Blog

 Welcome to the Oxford Human Rights Hub Blog!

Promoting dialogue between human rights researchers, practitioners and policy-makers from around the world.

Original contributions on recent human rights law developments across the globe, including case law, current litigation, legislation, policy-making and activism are welcome.

To contribute, read our guidelines or contact our editorial team: oxfordhumanrightshub@law.ox.ac.uk

10766 OxHRH Infographic

EU Rights as British Rights

Eirik Bjorge 14th November 2016

According to a carefully argued contribution by Professor Finnis in the Miller debate, rights under the European Communities Act 1972 ‘are not “statutory rights enacted by Parliament”’; they are only ‘rights under the treaty law we call EU law, as it stands “from time to time”’. Finnis thus purports to have broken the chain of […]

Read full article »

The Cyprus Problem and EU Law: Ships Passing in the Night?

Louis Karaolis 11th November 2016

Stripped to its core, the Cyprus Problem pertains to the illegal invasion of the Republic of Cyprus by Turkish forces in 1974 and the displacement of 180,000 Greek Cypriots from their homes.

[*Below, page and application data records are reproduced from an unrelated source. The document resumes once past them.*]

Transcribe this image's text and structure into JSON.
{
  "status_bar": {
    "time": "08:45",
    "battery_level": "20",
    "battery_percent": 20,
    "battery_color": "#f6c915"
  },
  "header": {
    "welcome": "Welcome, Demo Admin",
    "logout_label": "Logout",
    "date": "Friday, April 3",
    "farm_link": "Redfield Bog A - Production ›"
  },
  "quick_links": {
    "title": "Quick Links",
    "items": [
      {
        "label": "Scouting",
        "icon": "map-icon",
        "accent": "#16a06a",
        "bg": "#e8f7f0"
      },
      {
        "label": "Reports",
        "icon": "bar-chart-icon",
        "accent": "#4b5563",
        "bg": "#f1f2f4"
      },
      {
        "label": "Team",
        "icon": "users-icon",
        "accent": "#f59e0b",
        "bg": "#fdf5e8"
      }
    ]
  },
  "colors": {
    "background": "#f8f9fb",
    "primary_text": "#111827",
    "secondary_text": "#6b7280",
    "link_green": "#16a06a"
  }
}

The invasion was followed by the establishment of a Turkish-Pseudo State and the stationing of 43,000 Turkish troops.  To this day, 37 per […]

Read full article »

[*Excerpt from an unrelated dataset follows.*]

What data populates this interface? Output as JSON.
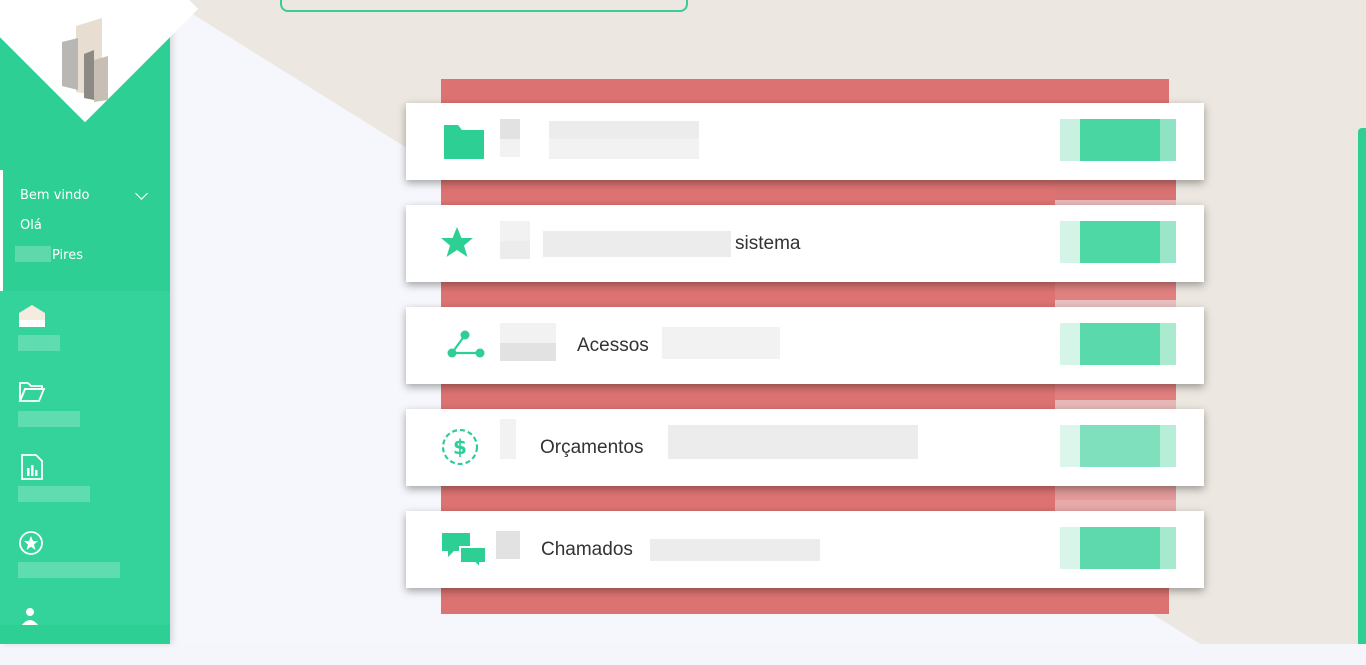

Speech and Spies: Why Sri Lanka’s New Counterterrorism Law is a Terrible Idea

Gehan Gunatilleke 9th November 2016

A year ago, Sri Lanka promised the world that it would repeal its current Prevention of Terrorism Act (PTA). In a historic co-sponsored resolution, it assured the UN Human Rights Council (UNHRC) that it would replace the PTA with counterterrorism legislation that complies with international best practices. The current PTA is described as ‘draconian’, and […]

Read full article »

The Least Dangerous Branch: Whose Role is it to Protect Parliamentary Sovereignty? Miller and the Human Rights Implications of Brexit

Sandra Fredman 7th November 2016

One of the extraordinary outcomes of the Brexit referendum has been the insistence that the Government is entitled to exercise its powers in relation to the Brexit process without involving Parliament. In a constitution whose central principle is Parliamentary sovereignty, such claims must be viewed with deep suspicion. Human rights are already precarious if left […]

Read full article »

Miller: Winning Battles and Losing Wars

Paul Craig 4th November 2016

The claimants in Miller won the first round of the legal battle, since the High Court concluded that Parliament’s approval had to be forthcoming before Article 50 could be triggered. The ruling will now be tested before the Supreme Court. I entirely endorse the idea that Parliament should have voice in this process, as I […]

Read full article »